A great classic, the Gift by Marcel Mauss:https://en.wikipedia.org/wiki/The_Gift_(book)
With free PDFs available online. It starts with a old Scandinavian poem:
"I have never found a man so generous and hospitable that he would not receive a present, nor one so liberal with his money that he would dislike a reward if he could get one.
Friends should rejoice each others’ hearts with gifts of weapons and raiment, that is clear from one’s own experience. That friendship lasts longest—if there is a chance of its being a success—in which friends both give and receive gifts._
A man ought to be a friend to his friend and repay gift with gift. People should meet smiles with smiles and lies with treachery.
Know—if you have a friend in whom you have sure confidence and wish to make use of him, you ought to exchange ideas and gifts with him and go to see him often.
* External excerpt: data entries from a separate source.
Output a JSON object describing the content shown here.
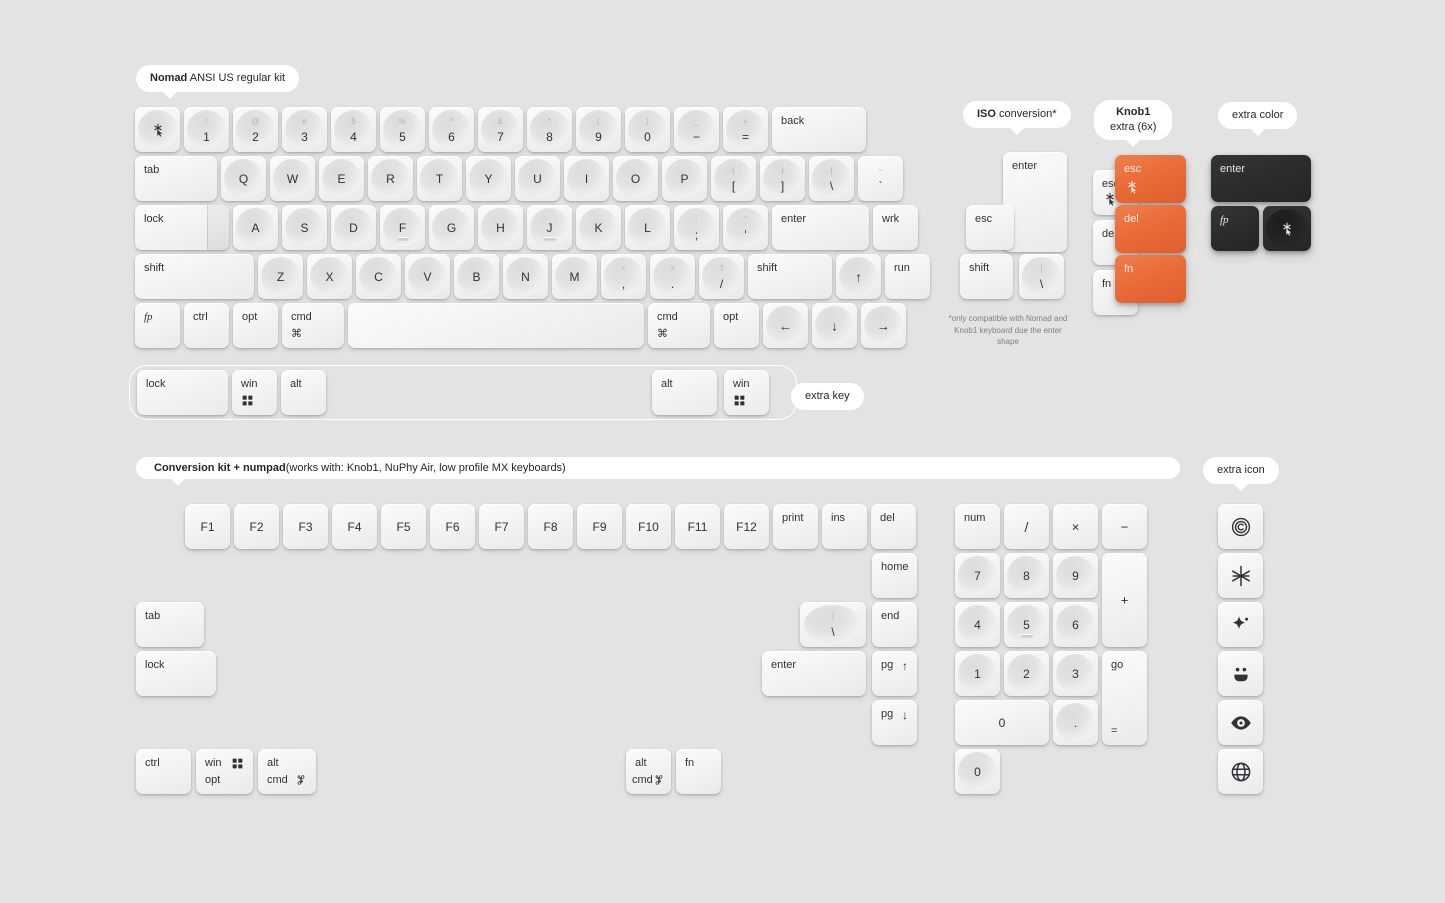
{
  "theme": {
    "background": "#e3e3e3",
    "keycap_light": "#f2f2f2",
    "keycap_orange": "#e96a37",
    "keycap_black": "#2c2c2c",
    "legend_color": "#2f3236",
    "sublegend_color": "#b4b4b4"
  },
  "sections": {
    "nomad": {
      "title_bold": "Nomad",
      "title_rest": " ANSI US regular kit"
    },
    "iso": {
      "title_bold": "ISO",
      "title_rest": " conversion*",
      "footnote": "*only compatible with Nomad and Knob1 keyboard due the enter shape"
    },
    "knob1": {
      "title_bold": "Knob1",
      "title_sub": "extra (6x)"
    },
    "extra_color": {
      "title": "extra color"
    },
    "extra_key": {
      "title": "extra key"
    },
    "extra_icon": {
      "title": "extra icon"
    },
    "conversion": {
      "title_bold": "Conversion kit + numpad",
      "title_rest": " (works with: Knob1, NuPhy Air, low profile MX keyboards)"
    }
  },
  "keys": {
    "esc": "esc",
    "tab": "tab",
    "lock": "lock",
    "shift": "shift",
    "ctrl": "ctrl",
    "opt": "opt",
    "cmd": "cmd",
    "cmd_sym": "⌘",
    "back": "back",
    "enter": "enter",
    "wrk": "wrk",
    "run": "run",
    "win": "win",
    "alt": "alt",
    "fn": "fn",
    "del": "del",
    "num": "num",
    "home": "home",
    "end": "end",
    "pg": "pg",
    "print": "print",
    "ins": "ins",
    "go": "go",
    "equals": "=",
    "plus": "+",
    "minus": "−",
    "multiply": "×",
    "divide": "/",
    "dot": ".",
    "zero": "0"
  },
  "number_row": [
    {
      "top": "!",
      "bottom": "1"
    },
    {
      "top": "@",
      "bottom": "2"
    },
    {
      "top": "#",
      "bottom": "3"
    },
    {
      "top": "$",
      "bottom": "4"
    },
    {
      "top": "%",
      "bottom": "5"
    },
    {
      "top": "^",
      "bottom": "6"
    },
    {
      "top": "&",
      "bottom": "7"
    },
    {
      "top": "*",
      "bottom": "8"
    },
    {
      "top": "(",
      "bottom": "9"
    },
    {
      "top": ")",
      "bottom": "0"
    },
    {
      "top": "_",
      "bottom": "−"
    },
    {
      "top": "+",
      "bottom": "="
    }
  ],
  "row_q": [
    "Q",
    "W",
    "E",
    "R",
    "T",
    "Y",
    "U",
    "I",
    "O",
    "P"
  ],
  "row_q_sym": [
    {
      "top": "{",
      "bottom": "["
    },
    {
      "top": "}",
      "bottom": "]"
    },
    {
      "top": "|",
      "bottom": "\\"
    }
  ],
  "row_q_extra": {
    "top": "~",
    "bottom": "`"
  },
  "row_a": [
    "A",
    "S",
    "D",
    "F",
    "G",
    "H",
    "J",
    "K",
    "L"
  ],
  "row_a_sym": [
    {
      "top": ":",
      "bottom": ";"
    },
    {
      "top": "\"",
      "bottom": "'"
    }
  ],
  "row_z": [
    "Z",
    "X",
    "C",
    "V",
    "B",
    "N",
    "M"
  ],
  "row_z_sym": [
    {
      "top": "<",
      "bottom": ","
    },
    {
      "top": ">",
      "bottom": "."
    },
    {
      "top": "?",
      "bottom": "/"
    }
  ],
  "arrows": {
    "up": "↑",
    "down": "↓",
    "left": "←",
    "right": "→"
  },
  "fkeys": [
    "F1",
    "F2",
    "F3",
    "F4",
    "F5",
    "F6",
    "F7",
    "F8",
    "F9",
    "F10",
    "F11",
    "F12"
  ],
  "numpad_digits": [
    "7",
    "8",
    "9",
    "4",
    "5",
    "6",
    "1",
    "2",
    "3"
  ],
  "icons": {
    "esc_glyph": "snowflake-cursor-icon",
    "win_glyph": "windows-squares-icon",
    "copyright": "copyright-icon",
    "asterisk": "asterisk-icon",
    "sparkle": "sparkle-icon",
    "smiley": "smiley-icon",
    "eye": "eye-icon",
    "globe": "globe-icon"
  }
}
If you have another in whom you have no confidence and yet will make use of him, you ought to address him with fair words but crafty heart and repay treachery with lies.
Further, with regard to him in whom you have no confidence and of whose motives you are suspicious, you ought to smile upon him and dissemble your feelings. Gifts ought to be repaid in like coin.
Generous and bold men have the best time in life and never foster troubles. But the coward is apprehensive of everything and a miser is always groaning over his gifts.
Better there should be no prayer than excessive offering; a gift always looks for recompense. Better there should be no sacrifice than an excessive slaughter."
Havamal, vv. 39, 41-2, 44-6, 48 and 145, from the translation by D. E. Martin Clarke in The Havamal, with Selections from other Poems in the Edda, Cambridge, 1923.